      I like community-based social programs (i.e. through local government) and I believe in certain state programs like education and health to a limited extent. That's already more than 19th century America. Mostly my idea of libertarianism is a system of reforms towards those elements of classical liberalism that worked best. I know plenty of libertarians like myself and in any case if we are to judge ideologies by their worst ideologues then we must all reject all politics. Foolishness.

      > "The industrial revolution was driven by capital and entirely in the interests of factory owners."

      Indeed, that's the beauty of it. There is more to life than economic wellbeing but putting bread on the table makes it a hell of a lot easier to care for the soul. And if you want to improve people's lot you have to expand production by expanding unit productivity.

      I'll take the challenges of living well in spite of wealth and the various spiritual impoverishments of modernity over the challenges of third world poverty any day.

      To emphasize the point, per Schumpeter: "The capitalist achievement does not typically consist in providing more silk stockings for queens but in bringing them within reach of factory girls in return for steadily decreasing amounts of effort."

      > "The reason the industrial revolution happened in Britain was because it had plenty of coal..."

      This is like the fall of the Roman Empire and it's 2345 causes. Many things were necessary conditions, one of these things was economic liberalism, which is a common theme across most instances of growth driven by the expansion of productivity. (Certainly when you control for average well-being of the productive class.)
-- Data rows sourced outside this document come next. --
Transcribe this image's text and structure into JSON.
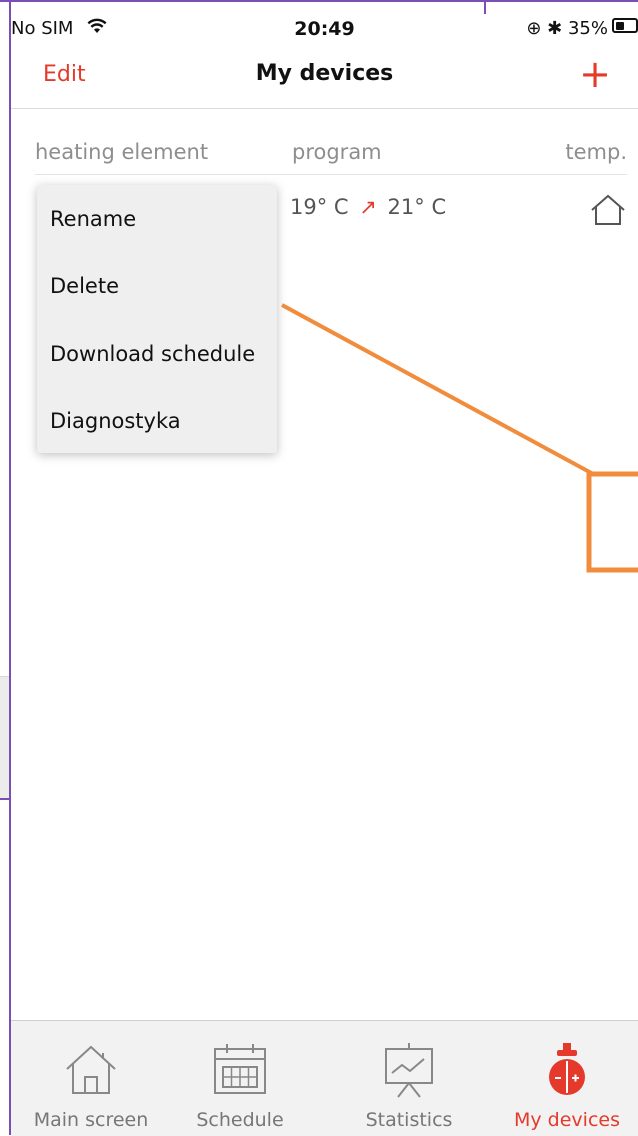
{
  "status_bar": {
    "carrier": "No SIM",
    "time": "20:49",
    "battery": "35%"
  },
  "navbar": {
    "edit_label": "Edit",
    "title": "My devices",
    "add_label": "+"
  },
  "table": {
    "headers": [
      "heating element",
      "program",
      "temp."
    ],
    "rows": [
      {
        "program_from": "19° C",
        "program_to": "21° C",
        "temp_icon": "home-outline-icon"
      }
    ]
  },
  "context_menu": {
    "items": [
      "Rename",
      "Delete",
      "Download schedule",
      "Diagnostyka"
    ]
  },
  "tabbar": {
    "items": [
      {
        "label": "Main screen",
        "icon": "home-icon",
        "active": false
      },
      {
        "label": "Schedule",
        "icon": "calendar-icon",
        "active": false
      },
      {
        "label": "Statistics",
        "icon": "chart-board-icon",
        "active": false
      },
      {
        "label": "My devices",
        "icon": "heater-device-icon",
        "active": true
      }
    ]
  },
  "colors": {
    "accent": "#e53a2b",
    "annotation_orange": "#f08c3c",
    "frame_purple": "#7a4fb5"
  }
}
      > "The big take off in the Chilean economy was when it became democratic after the referendum on Pinochet..."

      Sure, I'm not a fan of Pinochet. But many of his economic reforms have stayed in place and played an invaluable role in Chile's success.

      Violent dictatorships are their own source of economic instability and breakdowns of trust in society. You can't blame the rocky start to Chile's economic reforms on the policies themselves.

  4. This is why the right wing parties combined to form the conservatives. The left wing keeps on splitting their vote.

  5. Ive worked elections canada before. You're totally allowed to cast an empty ballot. It's a huge fuck you to all the candidates.